For each entry, output its words exactly and leave any picture behind.
--- START ---
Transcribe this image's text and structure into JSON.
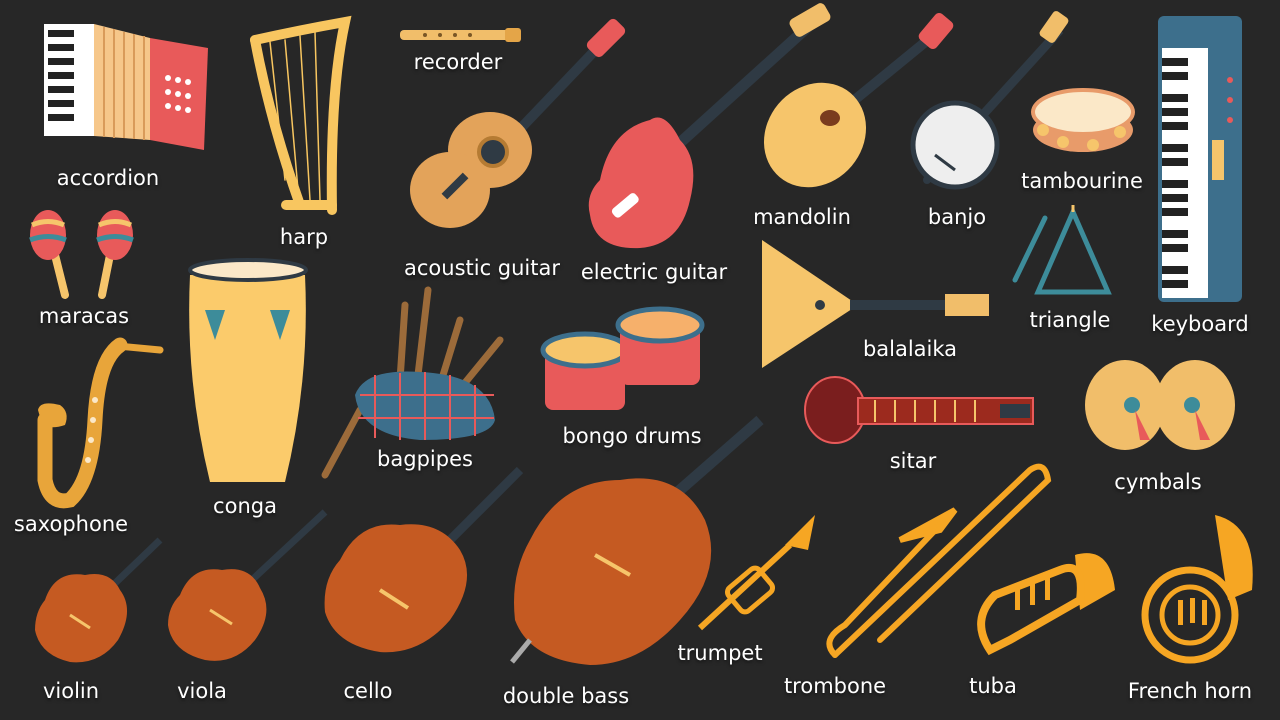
{
  "background_color": "#272727",
  "label_color": "#ffffff",
  "instruments": [
    {
      "id": "accordion",
      "label": "accordion"
    },
    {
      "id": "harp",
      "label": "harp"
    },
    {
      "id": "recorder",
      "label": "recorder"
    },
    {
      "id": "acoustic-guitar",
      "label": "acoustic guitar"
    },
    {
      "id": "electric-guitar",
      "label": "electric guitar"
    },
    {
      "id": "mandolin",
      "label": "mandolin"
    },
    {
      "id": "banjo",
      "label": "banjo"
    },
    {
      "id": "tambourine",
      "label": "tambourine"
    },
    {
      "id": "keyboard",
      "label": "keyboard"
    },
    {
      "id": "maracas",
      "label": "maracas"
    },
    {
      "id": "conga",
      "label": "conga"
    },
    {
      "id": "bagpipes",
      "label": "bagpipes"
    },
    {
      "id": "bongo-drums",
      "label": "bongo drums"
    },
    {
      "id": "balalaika",
      "label": "balalaika"
    },
    {
      "id": "triangle",
      "label": "triangle"
    },
    {
      "id": "sitar",
      "label": "sitar"
    },
    {
      "id": "cymbals",
      "label": "cymbals"
    },
    {
      "id": "saxophone",
      "label": "saxophone"
    },
    {
      "id": "violin",
      "label": "violin"
    },
    {
      "id": "viola",
      "label": "viola"
    },
    {
      "id": "cello",
      "label": "cello"
    },
    {
      "id": "double-bass",
      "label": "double bass"
    },
    {
      "id": "trumpet",
      "label": "trumpet"
    },
    {
      "id": "trombone",
      "label": "trombone"
    },
    {
      "id": "tuba",
      "label": "tuba"
    },
    {
      "id": "french-horn",
      "label": "French horn"
    }
  ]
}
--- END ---
• _ANSWER BOX_:
Transcribe this image's text and structure into JSON.
{
  "background_color": "#272727",
  "label_color": "#ffffff",
  "instruments": [
    {
      "id": "accordion",
      "label": "accordion"
    },
    {
      "id": "harp",
      "label": "harp"
    },
    {
      "id": "recorder",
      "label": "recorder"
    },
    {
      "id": "acoustic-guitar",
      "label": "acoustic guitar"
    },
    {
      "id": "electric-guitar",
      "label": "electric guitar"
    },
    {
      "id": "mandolin",
      "label": "mandolin"
    },
    {
      "id": "banjo",
      "label": "banjo"
    },
    {
      "id": "tambourine",
      "label": "tambourine"
    },
    {
      "id": "keyboard",
      "label": "keyboard"
    },
    {
      "id": "maracas",
      "label": "maracas"
    },
    {
      "id": "conga",
      "label": "conga"
    },
    {
      "id": "bagpipes",
      "label": "bagpipes"
    },
    {
      "id": "bongo-drums",
      "label": "bongo drums"
    },
    {
      "id": "balalaika",
      "label": "balalaika"
    },
    {
      "id": "triangle",
      "label": "triangle"
    },
    {
      "id": "sitar",
      "label": "sitar"
    },
    {
      "id": "cymbals",
      "label": "cymbals"
    },
    {
      "id": "saxophone",
      "label": "saxophone"
    },
    {
      "id": "violin",
      "label": "violin"
    },
    {
      "id": "viola",
      "label": "viola"
    },
    {
      "id": "cello",
      "label": "cello"
    },
    {
      "id": "double-bass",
      "label": "double bass"
    },
    {
      "id": "trumpet",
      "label": "trumpet"
    },
    {
      "id": "trombone",
      "label": "trombone"
    },
    {
      "id": "tuba",
      "label": "tuba"
    },
    {
      "id": "french-horn",
      "label": "French horn"
    }
  ]
}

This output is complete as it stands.